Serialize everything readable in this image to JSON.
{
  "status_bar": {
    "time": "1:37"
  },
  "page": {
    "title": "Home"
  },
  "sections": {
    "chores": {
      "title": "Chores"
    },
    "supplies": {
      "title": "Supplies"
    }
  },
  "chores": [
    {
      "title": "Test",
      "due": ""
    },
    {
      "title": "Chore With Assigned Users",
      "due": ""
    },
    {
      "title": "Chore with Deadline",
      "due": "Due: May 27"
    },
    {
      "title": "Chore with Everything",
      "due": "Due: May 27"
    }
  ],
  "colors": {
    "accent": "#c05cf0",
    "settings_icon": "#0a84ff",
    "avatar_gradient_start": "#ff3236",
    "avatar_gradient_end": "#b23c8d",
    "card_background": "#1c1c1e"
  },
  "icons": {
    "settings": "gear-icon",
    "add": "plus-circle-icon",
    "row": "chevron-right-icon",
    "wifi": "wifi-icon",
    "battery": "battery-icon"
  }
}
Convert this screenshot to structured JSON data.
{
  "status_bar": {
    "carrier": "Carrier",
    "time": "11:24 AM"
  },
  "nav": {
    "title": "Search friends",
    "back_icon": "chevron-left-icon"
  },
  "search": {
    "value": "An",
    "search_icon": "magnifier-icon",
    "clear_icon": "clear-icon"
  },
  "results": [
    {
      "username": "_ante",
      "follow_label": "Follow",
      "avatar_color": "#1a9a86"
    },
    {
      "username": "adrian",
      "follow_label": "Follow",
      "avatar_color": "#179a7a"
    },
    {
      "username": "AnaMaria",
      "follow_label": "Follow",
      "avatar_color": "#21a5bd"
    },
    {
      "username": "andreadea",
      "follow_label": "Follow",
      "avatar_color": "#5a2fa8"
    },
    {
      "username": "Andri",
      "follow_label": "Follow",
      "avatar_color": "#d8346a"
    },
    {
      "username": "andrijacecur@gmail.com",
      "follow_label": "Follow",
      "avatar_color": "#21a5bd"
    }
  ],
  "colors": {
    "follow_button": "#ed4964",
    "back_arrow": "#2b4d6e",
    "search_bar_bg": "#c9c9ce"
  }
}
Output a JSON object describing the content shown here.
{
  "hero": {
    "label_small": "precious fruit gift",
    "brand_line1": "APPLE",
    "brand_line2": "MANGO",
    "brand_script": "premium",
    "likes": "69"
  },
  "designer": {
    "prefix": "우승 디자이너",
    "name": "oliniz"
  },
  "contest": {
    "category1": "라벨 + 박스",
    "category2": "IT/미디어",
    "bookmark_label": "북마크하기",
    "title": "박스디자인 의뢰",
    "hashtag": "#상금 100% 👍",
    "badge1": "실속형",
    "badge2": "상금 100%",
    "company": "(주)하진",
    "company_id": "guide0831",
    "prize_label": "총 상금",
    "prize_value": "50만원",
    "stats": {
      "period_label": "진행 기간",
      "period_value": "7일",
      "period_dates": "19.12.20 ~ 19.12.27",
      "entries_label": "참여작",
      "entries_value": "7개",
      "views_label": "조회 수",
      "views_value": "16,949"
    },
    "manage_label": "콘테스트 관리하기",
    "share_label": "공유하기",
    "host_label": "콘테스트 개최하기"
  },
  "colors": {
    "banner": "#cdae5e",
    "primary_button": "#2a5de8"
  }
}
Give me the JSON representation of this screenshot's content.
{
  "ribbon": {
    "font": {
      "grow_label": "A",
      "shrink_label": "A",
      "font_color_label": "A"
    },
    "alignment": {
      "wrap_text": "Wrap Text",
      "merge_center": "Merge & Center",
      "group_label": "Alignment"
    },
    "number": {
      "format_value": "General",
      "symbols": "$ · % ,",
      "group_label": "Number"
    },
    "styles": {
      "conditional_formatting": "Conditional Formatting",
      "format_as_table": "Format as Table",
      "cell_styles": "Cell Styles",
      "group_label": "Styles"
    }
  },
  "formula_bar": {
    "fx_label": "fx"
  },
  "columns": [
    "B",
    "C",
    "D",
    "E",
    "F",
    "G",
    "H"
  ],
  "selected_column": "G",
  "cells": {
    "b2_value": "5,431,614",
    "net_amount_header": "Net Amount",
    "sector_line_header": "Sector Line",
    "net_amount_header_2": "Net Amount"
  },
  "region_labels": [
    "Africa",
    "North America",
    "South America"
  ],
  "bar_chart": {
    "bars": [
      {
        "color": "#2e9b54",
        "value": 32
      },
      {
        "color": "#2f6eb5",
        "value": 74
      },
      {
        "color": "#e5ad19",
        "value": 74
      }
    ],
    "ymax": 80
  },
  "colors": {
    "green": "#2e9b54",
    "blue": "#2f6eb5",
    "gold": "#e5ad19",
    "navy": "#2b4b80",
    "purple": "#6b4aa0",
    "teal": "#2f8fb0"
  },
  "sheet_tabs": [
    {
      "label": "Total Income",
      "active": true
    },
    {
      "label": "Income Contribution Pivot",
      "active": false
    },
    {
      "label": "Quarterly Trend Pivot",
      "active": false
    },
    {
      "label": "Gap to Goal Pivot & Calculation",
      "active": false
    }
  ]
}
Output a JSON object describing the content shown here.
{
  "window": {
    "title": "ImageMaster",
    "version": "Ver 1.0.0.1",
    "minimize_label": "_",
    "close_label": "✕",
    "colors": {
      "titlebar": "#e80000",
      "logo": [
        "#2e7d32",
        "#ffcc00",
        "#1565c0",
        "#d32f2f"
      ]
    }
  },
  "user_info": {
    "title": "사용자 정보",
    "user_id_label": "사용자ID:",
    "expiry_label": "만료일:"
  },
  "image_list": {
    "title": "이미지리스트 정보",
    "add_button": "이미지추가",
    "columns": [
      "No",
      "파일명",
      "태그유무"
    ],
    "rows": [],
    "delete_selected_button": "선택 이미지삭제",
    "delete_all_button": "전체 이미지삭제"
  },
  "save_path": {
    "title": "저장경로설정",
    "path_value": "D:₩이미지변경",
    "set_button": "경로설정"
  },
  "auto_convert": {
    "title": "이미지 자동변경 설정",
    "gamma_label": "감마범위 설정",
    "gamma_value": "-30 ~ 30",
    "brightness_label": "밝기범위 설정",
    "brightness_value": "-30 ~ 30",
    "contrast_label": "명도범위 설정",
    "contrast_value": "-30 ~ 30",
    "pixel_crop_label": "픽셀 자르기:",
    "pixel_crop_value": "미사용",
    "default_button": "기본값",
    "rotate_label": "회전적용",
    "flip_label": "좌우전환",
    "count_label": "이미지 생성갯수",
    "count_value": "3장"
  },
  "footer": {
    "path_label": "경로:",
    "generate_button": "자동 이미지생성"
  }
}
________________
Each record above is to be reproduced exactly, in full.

▶ **Written response**
Serialize everything readable in this image to JSON.
{
  "status_bar": {
    "time": "1:37"
  },
  "page": {
    "title": "Home"
  },
  "sections": {
    "chores": {
      "title": "Chores"
    },
    "supplies": {
      "title": "Supplies"
    }
  },
  "chores": [
    {
      "title": "Test",
      "due": ""
    },
    {
      "title": "Chore With Assigned Users",
      "due": ""
    },
    {
      "title": "Chore with Deadline",
      "due": "Due: May 27"
    },
    {
      "title": "Chore with Everything",
      "due": "Due: May 27"
    }
  ],
  "colors": {
    "accent": "#c05cf0",
    "settings_icon": "#0a84ff",
    "avatar_gradient_start": "#ff3236",
    "avatar_gradient_end": "#b23c8d",
    "card_background": "#1c1c1e"
  },
  "icons": {
    "settings": "gear-icon",
    "add": "plus-circle-icon",
    "row": "chevron-right-icon",
    "wifi": "wifi-icon",
    "battery": "battery-icon"
  }
}
Convert this screenshot to structured JSON data.
{
  "status_bar": {
    "carrier": "Carrier",
    "time": "11:24 AM"
  },
  "nav": {
    "title": "Search friends",
    "back_icon": "chevron-left-icon"
  },
  "search": {
    "value": "An",
    "search_icon": "magnifier-icon",
    "clear_icon": "clear-icon"
  },
  "results": [
    {
      "username": "_ante",
      "follow_label": "Follow",
      "avatar_color": "#1a9a86"
    },
    {
      "username": "adrian",
      "follow_label": "Follow",
      "avatar_color": "#179a7a"
    },
    {
      "username": "AnaMaria",
      "follow_label": "Follow",
      "avatar_color": "#21a5bd"
    },
    {
      "username": "andreadea",
      "follow_label": "Follow",
      "avatar_color": "#5a2fa8"
    },
    {
      "username": "Andri",
      "follow_label": "Follow",
      "avatar_color": "#d8346a"
    },
    {
      "username": "andrijacecur@gmail.com",
      "follow_label": "Follow",
      "avatar_color": "#21a5bd"
    }
  ],
  "colors": {
    "follow_button": "#ed4964",
    "back_arrow": "#2b4d6e",
    "search_bar_bg": "#c9c9ce"
  }
}
Output a JSON object describing the content shown here.
{
  "hero": {
    "label_small": "precious fruit gift",
    "brand_line1": "APPLE",
    "brand_line2": "MANGO",
    "brand_script": "premium",
    "likes": "69"
  },
  "designer": {
    "prefix": "우승 디자이너",
    "name": "oliniz"
  },
  "contest": {
    "category1": "라벨 + 박스",
    "category2": "IT/미디어",
    "bookmark_label": "북마크하기",
    "title": "박스디자인 의뢰",
    "hashtag": "#상금 100% 👍",
    "badge1": "실속형",
    "badge2": "상금 100%",
    "company": "(주)하진",
    "company_id": "guide0831",
    "prize_label": "총 상금",
    "prize_value": "50만원",
    "stats": {
      "period_label": "진행 기간",
      "period_value": "7일",
      "period_dates": "19.12.20 ~ 19.12.27",
      "entries_label": "참여작",
      "entries_value": "7개",
      "views_label": "조회 수",
      "views_value": "16,949"
    },
    "manage_label": "콘테스트 관리하기",
    "share_label": "공유하기",
    "host_label": "콘테스트 개최하기"
  },
  "colors": {
    "banner": "#cdae5e",
    "primary_button": "#2a5de8"
  }
}
Give me the JSON representation of this screenshot's content.
{
  "ribbon": {
    "font": {
      "grow_label": "A",
      "shrink_label": "A",
      "font_color_label": "A"
    },
    "alignment": {
      "wrap_text": "Wrap Text",
      "merge_center": "Merge & Center",
      "group_label": "Alignment"
    },
    "number": {
      "format_value": "General",
      "symbols": "$ · % ,",
      "group_label": "Number"
    },
    "styles": {
      "conditional_formatting": "Conditional Formatting",
      "format_as_table": "Format as Table",
      "cell_styles": "Cell Styles",
      "group_label": "Styles"
    }
  },
  "formula_bar": {
    "fx_label": "fx"
  },
  "columns": [
    "B",
    "C",
    "D",
    "E",
    "F",
    "G",
    "H"
  ],
  "selected_column": "G",
  "cells": {
    "b2_value": "5,431,614",
    "net_amount_header": "Net Amount",
    "sector_line_header": "Sector Line",
    "net_amount_header_2": "Net Amount"
  },
  "region_labels": [
    "Africa",
    "North America",
    "South America"
  ],
  "bar_chart": {
    "bars": [
      {
        "color": "#2e9b54",
        "value": 32
      },
      {
        "color": "#2f6eb5",
        "value": 74
      },
      {
        "color": "#e5ad19",
        "value": 74
      }
    ],
    "ymax": 80
  },
  "colors": {
    "green": "#2e9b54",
    "blue": "#2f6eb5",
    "gold": "#e5ad19",
    "navy": "#2b4b80",
    "purple": "#6b4aa0",
    "teal": "#2f8fb0"
  },
  "sheet_tabs": [
    {
      "label": "Total Income",
      "active": true
    },
    {
      "label": "Income Contribution Pivot",
      "active": false
    },
    {
      "label": "Quarterly Trend Pivot",
      "active": false
    },
    {
      "label": "Gap to Goal Pivot & Calculation",
      "active": false
    }
  ]
}
Output a JSON object describing the content shown here.
{
  "window": {
    "title": "ImageMaster",
    "version": "Ver 1.0.0.1",
    "minimize_label": "_",
    "close_label": "✕",
    "colors": {
      "titlebar": "#e80000",
      "logo": [
        "#2e7d32",
        "#ffcc00",
        "#1565c0",
        "#d32f2f"
      ]
    }
  },
  "user_info": {
    "title": "사용자 정보",
    "user_id_label": "사용자ID:",
    "expiry_label": "만료일:"
  },
  "image_list": {
    "title": "이미지리스트 정보",
    "add_button": "이미지추가",
    "columns": [
      "No",
      "파일명",
      "태그유무"
    ],
    "rows": [],
    "delete_selected_button": "선택 이미지삭제",
    "delete_all_button": "전체 이미지삭제"
  },
  "save_path": {
    "title": "저장경로설정",
    "path_value": "D:₩이미지변경",
    "set_button": "경로설정"
  },
  "auto_convert": {
    "title": "이미지 자동변경 설정",
    "gamma_label": "감마범위 설정",
    "gamma_value": "-30 ~ 30",
    "brightness_label": "밝기범위 설정",
    "brightness_value": "-30 ~ 30",
    "contrast_label": "명도범위 설정",
    "contrast_value": "-30 ~ 30",
    "pixel_crop_label": "픽셀 자르기:",
    "pixel_crop_value": "미사용",
    "default_button": "기본값",
    "rotate_label": "회전적용",
    "flip_label": "좌우전환",
    "count_label": "이미지 생성갯수",
    "count_value": "3장"
  },
  "footer": {
    "path_label": "경로:",
    "generate_button": "자동 이미지생성"
  }
}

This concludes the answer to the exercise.